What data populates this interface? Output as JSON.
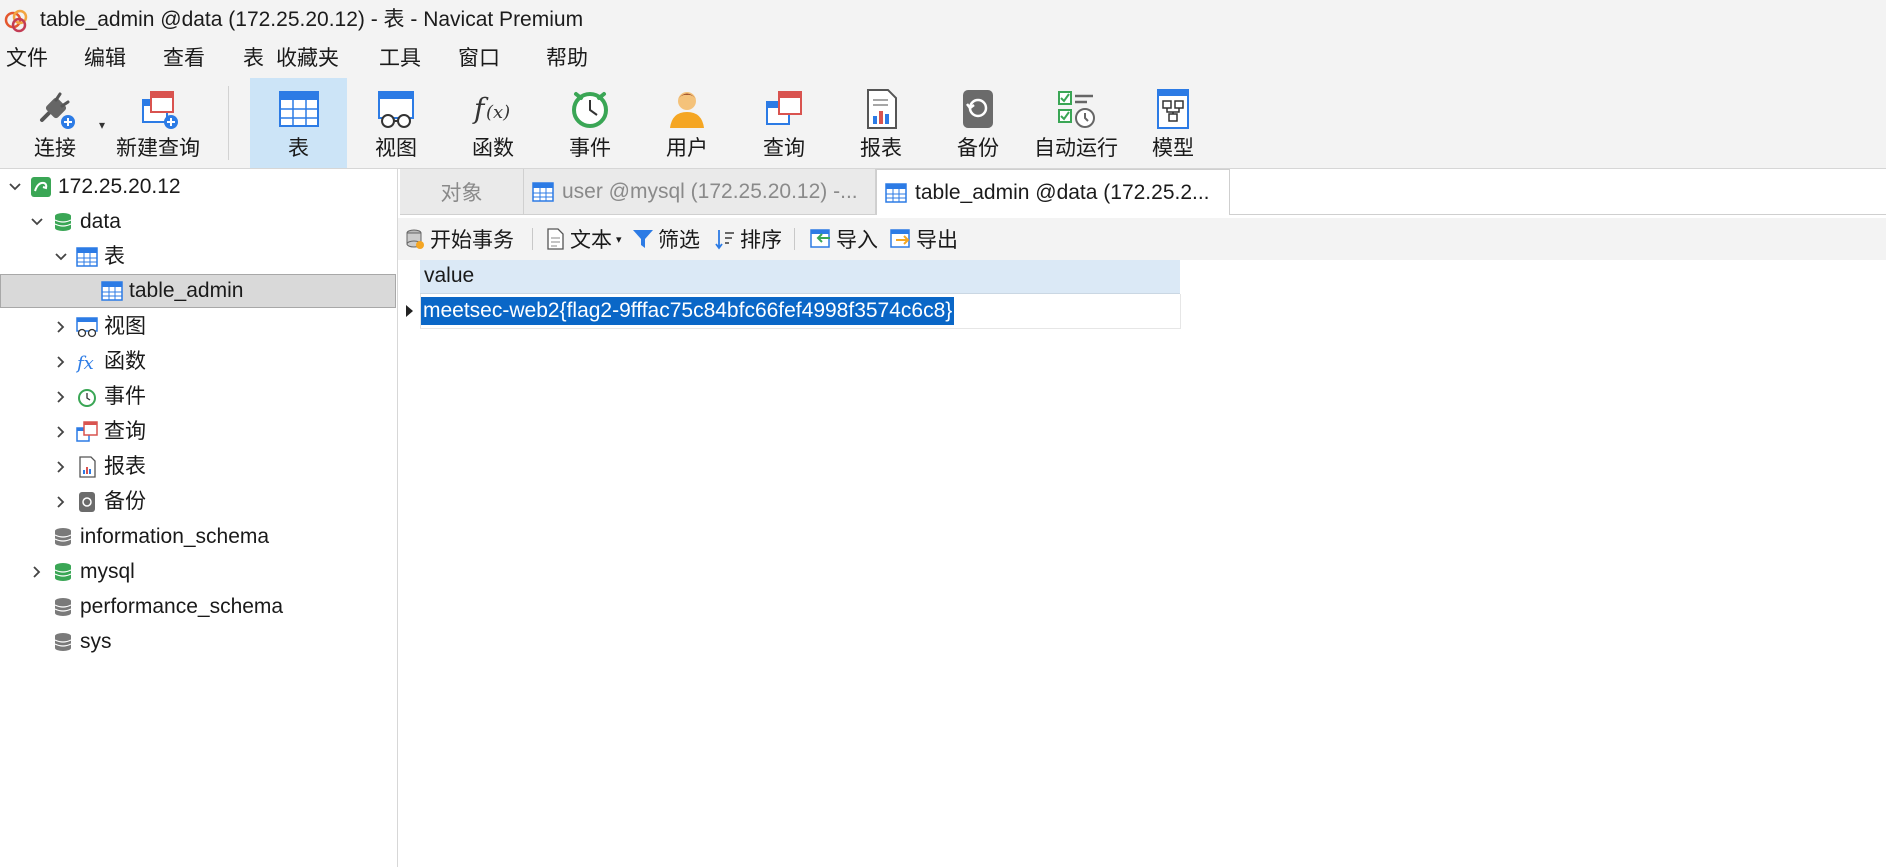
{
  "window": {
    "title": "table_admin @data (172.25.20.12) - 表 - Navicat Premium"
  },
  "menu": [
    "文件",
    "编辑",
    "查看",
    "表",
    "收藏夹",
    "工具",
    "窗口",
    "帮助"
  ],
  "toolbar": {
    "connect": "连接",
    "new_query": "新建查询",
    "table": "表",
    "view": "视图",
    "function": "函数",
    "event": "事件",
    "user": "用户",
    "query": "查询",
    "report": "报表",
    "backup": "备份",
    "automation": "自动运行",
    "model": "模型"
  },
  "tree": {
    "connection": "172.25.20.12",
    "db_data": "data",
    "tables_group": "表",
    "table_admin": "table_admin",
    "views": "视图",
    "functions": "函数",
    "events": "事件",
    "queries": "查询",
    "reports": "报表",
    "backups": "备份",
    "db_information_schema": "information_schema",
    "db_mysql": "mysql",
    "db_performance_schema": "performance_schema",
    "db_sys": "sys"
  },
  "tabs": {
    "objects": "对象",
    "user_tab": "user @mysql (172.25.20.12) -...",
    "table_admin_tab": "table_admin @data (172.25.2..."
  },
  "subtoolbar": {
    "begin_transaction": "开始事务",
    "text": "文本",
    "filter": "筛选",
    "sort": "排序",
    "import": "导入",
    "export": "导出"
  },
  "grid": {
    "columns": [
      "value"
    ],
    "rows": [
      [
        "meetsec-web2{flag2-9fffac75c84bfc66fef4998f3574c6c8}"
      ]
    ]
  },
  "colors": {
    "selection": "#0a67c7",
    "active_tool": "#cce4f7",
    "header": "#dbe9f6"
  }
}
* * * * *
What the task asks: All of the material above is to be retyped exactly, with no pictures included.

Final answer:
What data populates this interface? Output as JSON.
{
  "window": {
    "title": "table_admin @data (172.25.20.12) - 表 - Navicat Premium"
  },
  "menu": [
    "文件",
    "编辑",
    "查看",
    "表",
    "收藏夹",
    "工具",
    "窗口",
    "帮助"
  ],
  "toolbar": {
    "connect": "连接",
    "new_query": "新建查询",
    "table": "表",
    "view": "视图",
    "function": "函数",
    "event": "事件",
    "user": "用户",
    "query": "查询",
    "report": "报表",
    "backup": "备份",
    "automation": "自动运行",
    "model": "模型"
  },
  "tree": {
    "connection": "172.25.20.12",
    "db_data": "data",
    "tables_group": "表",
    "table_admin": "table_admin",
    "views": "视图",
    "functions": "函数",
    "events": "事件",
    "queries": "查询",
    "reports": "报表",
    "backups": "备份",
    "db_information_schema": "information_schema",
    "db_mysql": "mysql",
    "db_performance_schema": "performance_schema",
    "db_sys": "sys"
  },
  "tabs": {
    "objects": "对象",
    "user_tab": "user @mysql (172.25.20.12) -...",
    "table_admin_tab": "table_admin @data (172.25.2..."
  },
  "subtoolbar": {
    "begin_transaction": "开始事务",
    "text": "文本",
    "filter": "筛选",
    "sort": "排序",
    "import": "导入",
    "export": "导出"
  },
  "grid": {
    "columns": [
      "value"
    ],
    "rows": [
      [
        "meetsec-web2{flag2-9fffac75c84bfc66fef4998f3574c6c8}"
      ]
    ]
  },
  "colors": {
    "selection": "#0a67c7",
    "active_tool": "#cce4f7",
    "header": "#dbe9f6"
  }
}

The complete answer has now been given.